:: WHAT THIS TASK INVOLVES ::
The answer should consist of every line in the material below that has the word "JSON".

*** Block opens ***

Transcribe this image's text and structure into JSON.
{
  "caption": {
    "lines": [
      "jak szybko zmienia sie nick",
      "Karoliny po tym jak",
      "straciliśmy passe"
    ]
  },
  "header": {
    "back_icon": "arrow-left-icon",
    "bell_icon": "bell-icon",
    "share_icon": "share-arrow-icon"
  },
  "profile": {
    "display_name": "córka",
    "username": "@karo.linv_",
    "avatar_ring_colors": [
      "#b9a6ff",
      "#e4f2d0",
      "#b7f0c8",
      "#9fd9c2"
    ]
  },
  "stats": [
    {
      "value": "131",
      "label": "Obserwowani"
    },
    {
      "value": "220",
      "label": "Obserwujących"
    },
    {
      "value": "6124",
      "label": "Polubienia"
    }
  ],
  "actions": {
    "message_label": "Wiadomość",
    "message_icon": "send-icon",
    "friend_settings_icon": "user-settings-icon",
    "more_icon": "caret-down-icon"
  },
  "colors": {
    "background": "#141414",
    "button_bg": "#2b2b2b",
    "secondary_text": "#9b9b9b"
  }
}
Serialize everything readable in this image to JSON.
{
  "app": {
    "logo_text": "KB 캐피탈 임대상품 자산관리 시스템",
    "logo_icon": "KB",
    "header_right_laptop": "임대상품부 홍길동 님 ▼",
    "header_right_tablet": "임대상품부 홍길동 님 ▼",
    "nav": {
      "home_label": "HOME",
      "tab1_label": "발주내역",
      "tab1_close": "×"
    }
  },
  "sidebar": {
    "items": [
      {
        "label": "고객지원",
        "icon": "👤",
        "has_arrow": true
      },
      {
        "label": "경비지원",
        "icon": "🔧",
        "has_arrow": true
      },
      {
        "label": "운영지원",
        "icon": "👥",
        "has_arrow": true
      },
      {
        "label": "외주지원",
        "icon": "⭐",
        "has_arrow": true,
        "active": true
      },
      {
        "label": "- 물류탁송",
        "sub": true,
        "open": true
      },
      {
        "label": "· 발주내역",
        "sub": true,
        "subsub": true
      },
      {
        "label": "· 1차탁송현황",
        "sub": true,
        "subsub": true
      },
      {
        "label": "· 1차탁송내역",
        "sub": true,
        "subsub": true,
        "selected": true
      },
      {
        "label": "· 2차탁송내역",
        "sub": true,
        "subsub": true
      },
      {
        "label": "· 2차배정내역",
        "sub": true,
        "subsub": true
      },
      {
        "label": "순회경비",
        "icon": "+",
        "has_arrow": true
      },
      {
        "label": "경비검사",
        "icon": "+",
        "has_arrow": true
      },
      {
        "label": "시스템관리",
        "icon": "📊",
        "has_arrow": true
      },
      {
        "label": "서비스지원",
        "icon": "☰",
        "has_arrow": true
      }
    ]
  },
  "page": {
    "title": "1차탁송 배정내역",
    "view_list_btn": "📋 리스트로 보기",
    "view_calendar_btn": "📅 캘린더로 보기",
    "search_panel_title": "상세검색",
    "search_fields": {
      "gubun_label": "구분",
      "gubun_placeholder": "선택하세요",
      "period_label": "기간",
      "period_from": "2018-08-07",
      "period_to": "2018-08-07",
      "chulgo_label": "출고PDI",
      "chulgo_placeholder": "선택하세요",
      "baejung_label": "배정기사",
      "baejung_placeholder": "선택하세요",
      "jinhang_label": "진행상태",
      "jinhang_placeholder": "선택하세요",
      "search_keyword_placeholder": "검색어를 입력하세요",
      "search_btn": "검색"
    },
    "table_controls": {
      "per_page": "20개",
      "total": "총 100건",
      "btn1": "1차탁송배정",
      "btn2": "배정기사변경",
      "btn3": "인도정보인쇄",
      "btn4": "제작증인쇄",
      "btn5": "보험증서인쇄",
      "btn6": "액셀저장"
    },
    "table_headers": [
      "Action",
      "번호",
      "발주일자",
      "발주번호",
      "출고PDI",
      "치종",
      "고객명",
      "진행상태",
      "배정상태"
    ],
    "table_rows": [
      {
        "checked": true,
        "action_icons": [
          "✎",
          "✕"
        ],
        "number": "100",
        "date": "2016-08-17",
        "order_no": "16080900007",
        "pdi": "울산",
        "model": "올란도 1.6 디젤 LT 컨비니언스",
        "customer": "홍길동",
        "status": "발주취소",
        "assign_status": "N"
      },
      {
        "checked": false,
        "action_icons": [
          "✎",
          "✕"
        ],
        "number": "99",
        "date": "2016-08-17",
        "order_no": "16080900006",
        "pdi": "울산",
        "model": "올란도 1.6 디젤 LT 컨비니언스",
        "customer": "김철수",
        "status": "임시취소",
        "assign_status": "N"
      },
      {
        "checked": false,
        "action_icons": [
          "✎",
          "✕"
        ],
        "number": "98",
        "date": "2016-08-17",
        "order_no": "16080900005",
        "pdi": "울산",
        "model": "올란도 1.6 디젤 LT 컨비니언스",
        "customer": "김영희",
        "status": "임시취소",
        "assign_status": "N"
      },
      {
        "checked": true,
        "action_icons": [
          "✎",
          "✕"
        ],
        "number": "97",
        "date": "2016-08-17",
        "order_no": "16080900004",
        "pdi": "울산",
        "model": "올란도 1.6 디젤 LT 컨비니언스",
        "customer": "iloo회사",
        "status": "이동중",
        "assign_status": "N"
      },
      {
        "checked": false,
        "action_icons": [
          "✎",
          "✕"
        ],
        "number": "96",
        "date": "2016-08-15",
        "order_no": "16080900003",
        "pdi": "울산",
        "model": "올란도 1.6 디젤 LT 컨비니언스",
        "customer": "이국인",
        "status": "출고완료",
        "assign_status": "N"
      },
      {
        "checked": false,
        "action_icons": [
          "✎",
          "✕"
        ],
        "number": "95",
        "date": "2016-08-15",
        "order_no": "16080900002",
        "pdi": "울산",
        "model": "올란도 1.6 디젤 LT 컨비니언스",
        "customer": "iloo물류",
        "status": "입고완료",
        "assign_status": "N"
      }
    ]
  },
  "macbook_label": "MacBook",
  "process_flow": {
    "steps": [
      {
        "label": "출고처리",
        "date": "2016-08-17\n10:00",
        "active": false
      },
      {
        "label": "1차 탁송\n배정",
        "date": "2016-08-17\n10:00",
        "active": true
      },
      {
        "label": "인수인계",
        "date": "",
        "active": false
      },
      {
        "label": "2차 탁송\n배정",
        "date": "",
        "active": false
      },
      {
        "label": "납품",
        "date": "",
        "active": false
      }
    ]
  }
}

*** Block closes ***

:: PROBLEM SOLUTION ::
Transcribe this image's text and structure into JSON.
Serialize everything readable in this image to JSON.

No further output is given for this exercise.